[Extracted records]
———
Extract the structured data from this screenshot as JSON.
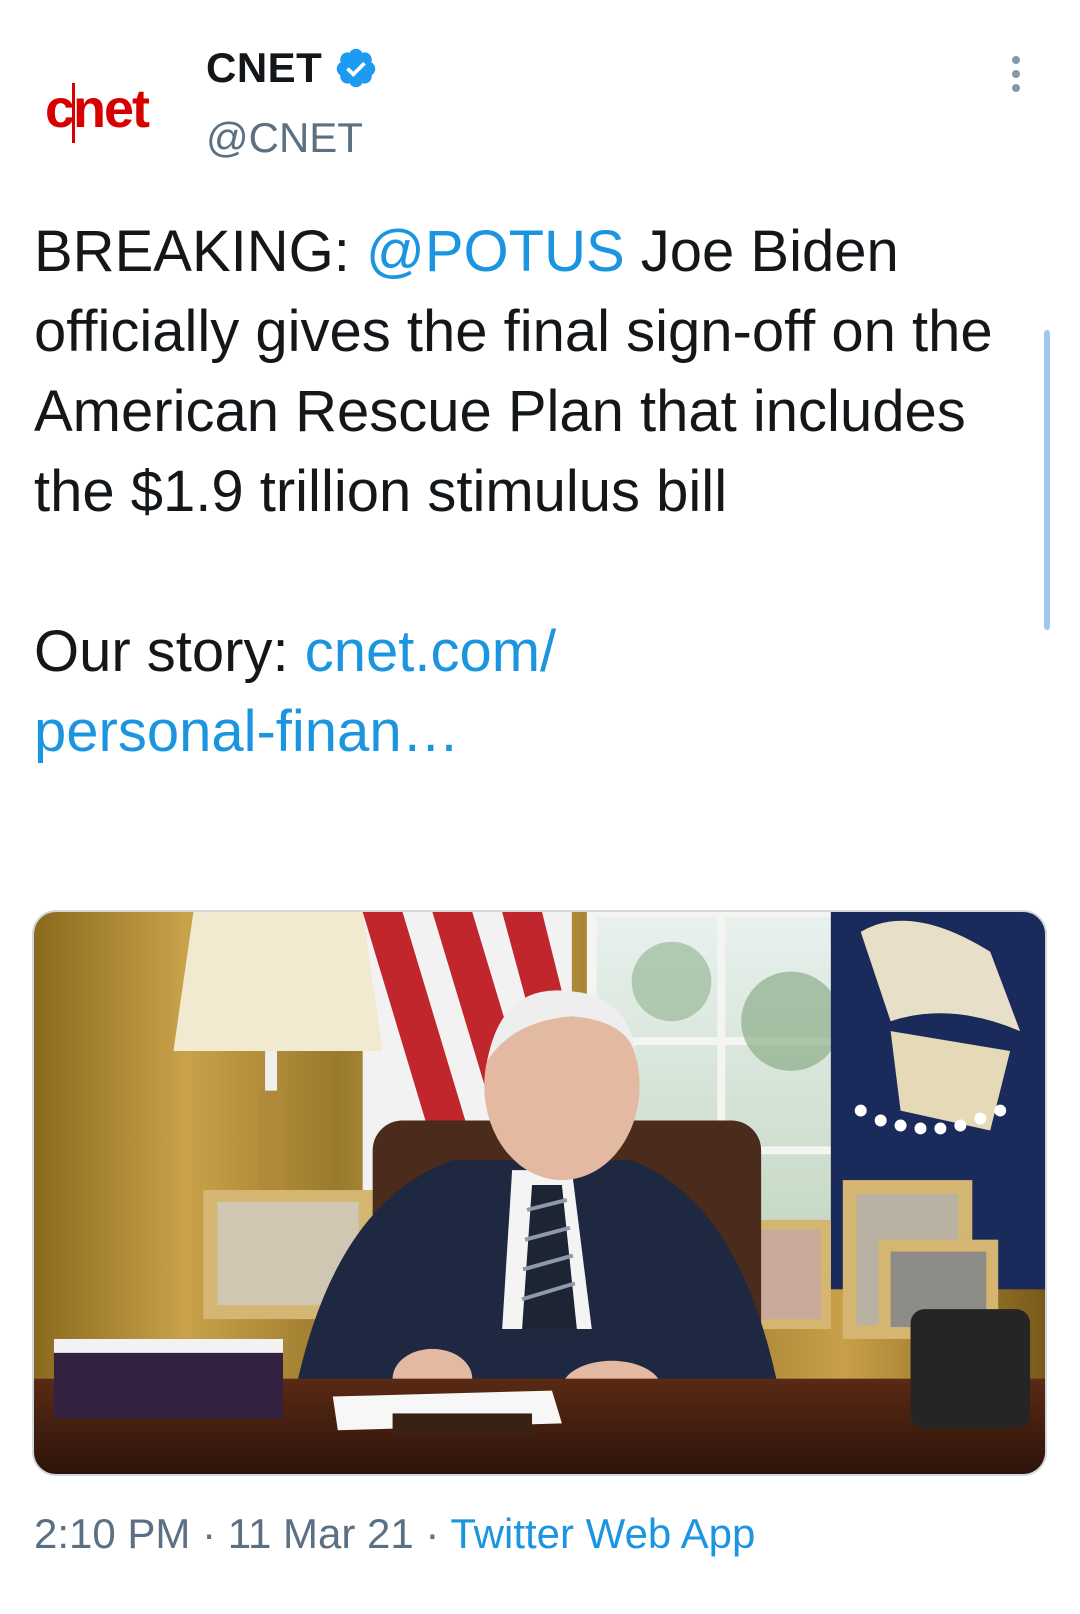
{
  "author": {
    "display_name": "CNET",
    "handle": "@CNET",
    "logo_text": "cnet",
    "logo_color": "#d60000",
    "verified_icon": "verified-badge-icon"
  },
  "tweet": {
    "prefix": "BREAKING: ",
    "mention": "@POTUS",
    "body": " Joe Biden officially gives the final sign-off on the American Rescue Plan that includes the $1.9 trillion stimulus bill",
    "story_label": "Our story: ",
    "story_link": "cnet.com/\npersonal-finan…"
  },
  "meta": {
    "time": "2:10 PM",
    "separator": " · ",
    "date": "11 Mar 21",
    "source": "Twitter Web App"
  },
  "colors": {
    "link": "#1b95e0",
    "secondary_text": "#5b7083",
    "text": "#14171a"
  }
}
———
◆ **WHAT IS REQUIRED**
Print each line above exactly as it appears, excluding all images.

◆ **SOLUTION TO THIS PROBLEM**
Extract the structured data from this screenshot as JSON.
{
  "author": {
    "display_name": "CNET",
    "handle": "@CNET",
    "logo_text": "cnet",
    "logo_color": "#d60000",
    "verified_icon": "verified-badge-icon"
  },
  "tweet": {
    "prefix": "BREAKING: ",
    "mention": "@POTUS",
    "body": " Joe Biden officially gives the final sign-off on the American Rescue Plan that includes the $1.9 trillion stimulus bill",
    "story_label": "Our story: ",
    "story_link": "cnet.com/\npersonal-finan…"
  },
  "meta": {
    "time": "2:10 PM",
    "separator": " · ",
    "date": "11 Mar 21",
    "source": "Twitter Web App"
  },
  "colors": {
    "link": "#1b95e0",
    "secondary_text": "#5b7083",
    "text": "#14171a"
  }
}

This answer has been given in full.